Cookies will remember your login information or information that you have browsed on shopping websites. Advertisers can use this information to understand your online and even offline behavior better and then provide you with targeted ads specifically for you, which you will follow on the Internet. Google has stated that it wants Internet browsing to be less aggressive, but it also wants to maintain online advertising revenue growth.
This has led to a change from cookies to the FLoC system, where users with similar interests will be grouped based on their browsing history. The ID assigned to your group or “cohort” will follow you across the Internet and advertisers, and Google called it “interest-based advertising” in a blog post in January 2021.
Google considers this to be a “privacy priority” for cookies because your specific browser history will not be transmitted to advertisers. Only your similar queue ID can be sent to advertisers. Thousands of users can be part of a cohort.
A Google whitepaper on FLoC summarizes the benefits of privacy protection (according to Google), which allows users to “hide from the crowd.” Based on your browsing history, you can be assigned to a group of all dog owners who have visited certain websites instead of being selected as a single dog owner who visits a pet food website.
With the help of the Chrome browser’s FLoC tracking feature, you can divide into a group of people who like or have dogs and a group of people who have also been to the same website but have or like cats. Each user can be part of multiple identification groups according to their interests. And, since many Chrome users log into their Google accounts, their identity will follow (and be further shaped) across different devices.
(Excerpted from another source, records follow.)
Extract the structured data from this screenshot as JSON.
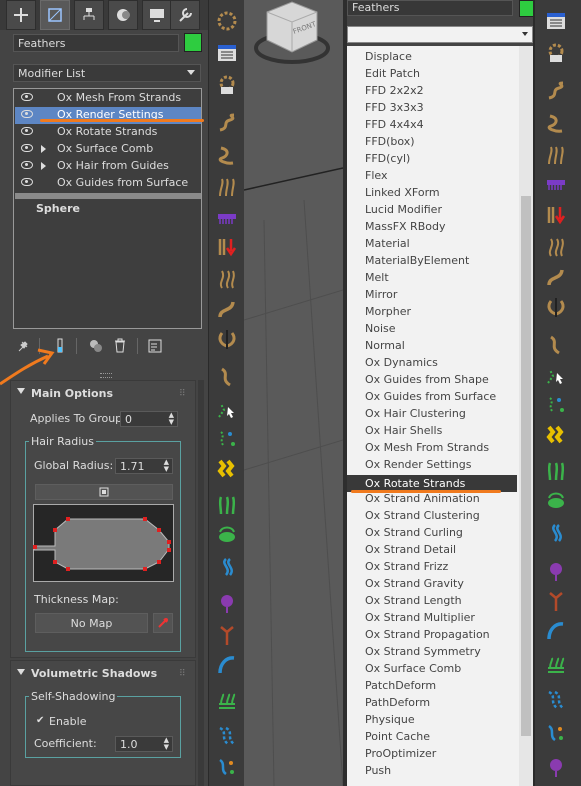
{
  "left_panel": {
    "object_name": "Feathers",
    "modifier_list_label": "Modifier List",
    "stack": [
      {
        "label": "Ox Mesh From Strands",
        "eye": true,
        "expand": false,
        "selected": false
      },
      {
        "label": "Ox Render Settings",
        "eye": true,
        "expand": false,
        "selected": true
      },
      {
        "label": "Ox Rotate Strands",
        "eye": true,
        "expand": false,
        "selected": false
      },
      {
        "label": "Ox Surface Comb",
        "eye": true,
        "expand": true,
        "selected": false
      },
      {
        "label": "Ox Hair from Guides",
        "eye": true,
        "expand": true,
        "selected": false
      },
      {
        "label": "Ox Guides from Surface",
        "eye": true,
        "expand": false,
        "selected": false
      }
    ],
    "base_object": "Sphere",
    "main_options": {
      "title": "Main Options",
      "applies_to_group_label": "Applies To Group:",
      "applies_to_group_value": "0",
      "hair_radius_title": "Hair Radius",
      "global_radius_label": "Global Radius:",
      "global_radius_value": "1.71",
      "thickness_map_label": "Thickness Map:",
      "no_map_label": "No Map"
    },
    "volumetric_shadows": {
      "title": "Volumetric Shadows",
      "self_shadowing_title": "Self-Shadowing",
      "enable_label": "Enable",
      "enable_checked": true,
      "coefficient_label": "Coefficient:",
      "coefficient_value": "1.0"
    }
  },
  "right_panel": {
    "object_name": "Feathers",
    "modifier_items": [
      "Displace",
      "Edit Patch",
      "FFD 2x2x2",
      "FFD 3x3x3",
      "FFD 4x4x4",
      "FFD(box)",
      "FFD(cyl)",
      "Flex",
      "Linked XForm",
      "Lucid Modifier",
      "MassFX RBody",
      "Material",
      "MaterialByElement",
      "Melt",
      "Mirror",
      "Morpher",
      "Noise",
      "Normal",
      "Ox Dynamics",
      "Ox Guides from Shape",
      "Ox Guides from Surface",
      "Ox Hair Clustering",
      "Ox Hair Shells",
      "Ox Mesh From Strands",
      "Ox Render Settings",
      "Ox Rotate Strands",
      "Ox Strand Animation",
      "Ox Strand Clustering",
      "Ox Strand Curling",
      "Ox Strand Detail",
      "Ox Strand Frizz",
      "Ox Strand Gravity",
      "Ox Strand Length",
      "Ox Strand Multiplier",
      "Ox Strand Propagation",
      "Ox Strand Symmetry",
      "Ox Surface Comb",
      "PatchDeform",
      "PathDeform",
      "Physique",
      "Point Cache",
      "ProOptimizer",
      "Push"
    ],
    "selected_item": "Ox Rotate Strands"
  },
  "viewcube_label": "FRONT",
  "colors": {
    "accent_orange": "#f07a1e",
    "swatch_green": "#2ecc40",
    "selection_blue": "#5d86c4"
  }
}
The Electronic Frontier Foundation, an online privacy advocacy organization, found this new form of online surveillance, which tracks your online history each week to more accurately group it and collect more identifying information (called fingerprint recognition). EFF is also concerned that testing the new tracking method has started without the user’s consent or knowledge, and there is no precise exit method.
For the new type of tracking, EFF has created a website to verify that your Chrome browser forms a cohort ID and shares it with advertisers. The feature is yet to be fully released, but testing is still in progress.
Since only a small number of users in the initial test may not be part of the FLoC test yet. But EFF reminds you to keep checking because as the test expands, it may be added every week. If it’s classified as a new ad tech strategy, Google won’t give you any advice.